What to do
Each entry, in full: copy it out exactly.

Available data
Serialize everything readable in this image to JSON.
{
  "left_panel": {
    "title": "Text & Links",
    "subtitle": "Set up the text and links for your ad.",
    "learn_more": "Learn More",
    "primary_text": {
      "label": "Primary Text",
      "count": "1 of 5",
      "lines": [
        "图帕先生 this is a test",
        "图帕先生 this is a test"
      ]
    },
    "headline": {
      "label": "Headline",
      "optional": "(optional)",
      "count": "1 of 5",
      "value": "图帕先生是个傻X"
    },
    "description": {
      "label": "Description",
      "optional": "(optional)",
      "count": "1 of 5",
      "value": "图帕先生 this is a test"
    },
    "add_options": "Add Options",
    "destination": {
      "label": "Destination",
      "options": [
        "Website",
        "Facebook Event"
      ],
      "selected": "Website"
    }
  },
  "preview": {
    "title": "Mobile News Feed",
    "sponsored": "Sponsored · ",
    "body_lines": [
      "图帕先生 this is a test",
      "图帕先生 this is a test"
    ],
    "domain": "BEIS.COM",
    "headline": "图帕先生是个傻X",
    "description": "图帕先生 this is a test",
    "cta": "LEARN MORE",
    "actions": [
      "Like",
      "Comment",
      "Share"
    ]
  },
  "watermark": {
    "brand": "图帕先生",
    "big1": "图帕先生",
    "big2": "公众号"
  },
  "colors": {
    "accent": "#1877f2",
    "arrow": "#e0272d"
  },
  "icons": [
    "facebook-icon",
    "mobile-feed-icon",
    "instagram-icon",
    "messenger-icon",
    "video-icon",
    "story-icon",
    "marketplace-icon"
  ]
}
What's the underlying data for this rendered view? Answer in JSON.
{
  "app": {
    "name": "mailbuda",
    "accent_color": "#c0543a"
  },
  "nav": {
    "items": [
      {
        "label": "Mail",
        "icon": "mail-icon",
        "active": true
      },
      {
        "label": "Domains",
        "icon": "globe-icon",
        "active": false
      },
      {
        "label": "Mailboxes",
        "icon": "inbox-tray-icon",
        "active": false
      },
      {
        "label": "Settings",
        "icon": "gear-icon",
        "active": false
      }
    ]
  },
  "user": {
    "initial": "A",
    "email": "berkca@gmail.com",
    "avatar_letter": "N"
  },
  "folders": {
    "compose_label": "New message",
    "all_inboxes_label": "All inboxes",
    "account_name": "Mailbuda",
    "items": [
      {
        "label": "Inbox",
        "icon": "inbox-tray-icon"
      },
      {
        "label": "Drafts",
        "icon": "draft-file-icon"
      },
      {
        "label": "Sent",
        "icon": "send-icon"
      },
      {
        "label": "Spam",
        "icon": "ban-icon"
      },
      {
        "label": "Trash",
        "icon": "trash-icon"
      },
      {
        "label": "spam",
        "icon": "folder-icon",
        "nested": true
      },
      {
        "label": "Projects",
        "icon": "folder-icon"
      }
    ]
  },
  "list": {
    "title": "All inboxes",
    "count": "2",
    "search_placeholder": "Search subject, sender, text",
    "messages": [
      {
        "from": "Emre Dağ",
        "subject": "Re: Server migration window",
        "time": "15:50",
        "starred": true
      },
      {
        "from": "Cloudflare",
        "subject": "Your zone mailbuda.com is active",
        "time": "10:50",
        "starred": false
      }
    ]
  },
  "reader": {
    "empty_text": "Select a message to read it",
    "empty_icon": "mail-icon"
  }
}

Task output
Serialize everything readable in this image to JSON.
{
  "left_panel": {
    "title": "Text & Links",
    "subtitle": "Set up the text and links for your ad.",
    "learn_more": "Learn More",
    "primary_text": {
      "label": "Primary Text",
      "count": "1 of 5",
      "lines": [
        "图帕先生 this is a test",
        "图帕先生 this is a test"
      ]
    },
    "headline": {
      "label": "Headline",
      "optional": "(optional)",
      "count": "1 of 5",
      "value": "图帕先生是个傻X"
    },
    "description": {
      "label": "Description",
      "optional": "(optional)",
      "count": "1 of 5",
      "value": "图帕先生 this is a test"
    },
    "add_options": "Add Options",
    "destination": {
      "label": "Destination",
      "options": [
        "Website",
        "Facebook Event"
      ],
      "selected": "Website"
    }
  },
  "preview": {
    "title": "Mobile News Feed",
    "sponsored": "Sponsored · ",
    "body_lines": [
      "图帕先生 this is a test",
      "图帕先生 this is a test"
    ],
    "domain": "BEIS.COM",
    "headline": "图帕先生是个傻X",
    "description": "图帕先生 this is a test",
    "cta": "LEARN MORE",
    "actions": [
      "Like",
      "Comment",
      "Share"
    ]
  },
  "watermark": {
    "brand": "图帕先生",
    "big1": "图帕先生",
    "big2": "公众号"
  },
  "colors": {
    "accent": "#1877f2",
    "arrow": "#e0272d"
  },
  "icons": [
    "facebook-icon",
    "mobile-feed-icon",
    "instagram-icon",
    "messenger-icon",
    "video-icon",
    "story-icon",
    "marketplace-icon"
  ]
}
What's the underlying data for this rendered view? Answer in JSON.
{
  "app": {
    "name": "mailbuda",
    "accent_color": "#c0543a"
  },
  "nav": {
    "items": [
      {
        "label": "Mail",
        "icon": "mail-icon",
        "active": true
      },
      {
        "label": "Domains",
        "icon": "globe-icon",
        "active": false
      },
      {
        "label": "Mailboxes",
        "icon": "inbox-tray-icon",
        "active": false
      },
      {
        "label": "Settings",
        "icon": "gear-icon",
        "active": false
      }
    ]
  },
  "user": {
    "initial": "A",
    "email": "berkca@gmail.com",
    "avatar_letter": "N"
  },
  "folders": {
    "compose_label": "New message",
    "all_inboxes_label": "All inboxes",
    "account_name": "Mailbuda",
    "items": [
      {
        "label": "Inbox",
        "icon": "inbox-tray-icon"
      },
      {
        "label": "Drafts",
        "icon": "draft-file-icon"
      },
      {
        "label": "Sent",
        "icon": "send-icon"
      },
      {
        "label": "Spam",
        "icon": "ban-icon"
      },
      {
        "label": "Trash",
        "icon": "trash-icon"
      },
      {
        "label": "spam",
        "icon": "folder-icon",
        "nested": true
      },
      {
        "label": "Projects",
        "icon": "folder-icon"
      }
    ]
  },
  "list": {
    "title": "All inboxes",
    "count": "2",
    "search_placeholder": "Search subject, sender, text",
    "messages": [
      {
        "from": "Emre Dağ",
        "subject": "Re: Server migration window",
        "time": "15:50",
        "starred": true
      },
      {
        "from": "Cloudflare",
        "subject": "Your zone mailbuda.com is active",
        "time": "10:50",
        "starred": false
      }
    ]
  },
  "reader": {
    "empty_text": "Select a message to read it",
    "empty_icon": "mail-icon"
  }
}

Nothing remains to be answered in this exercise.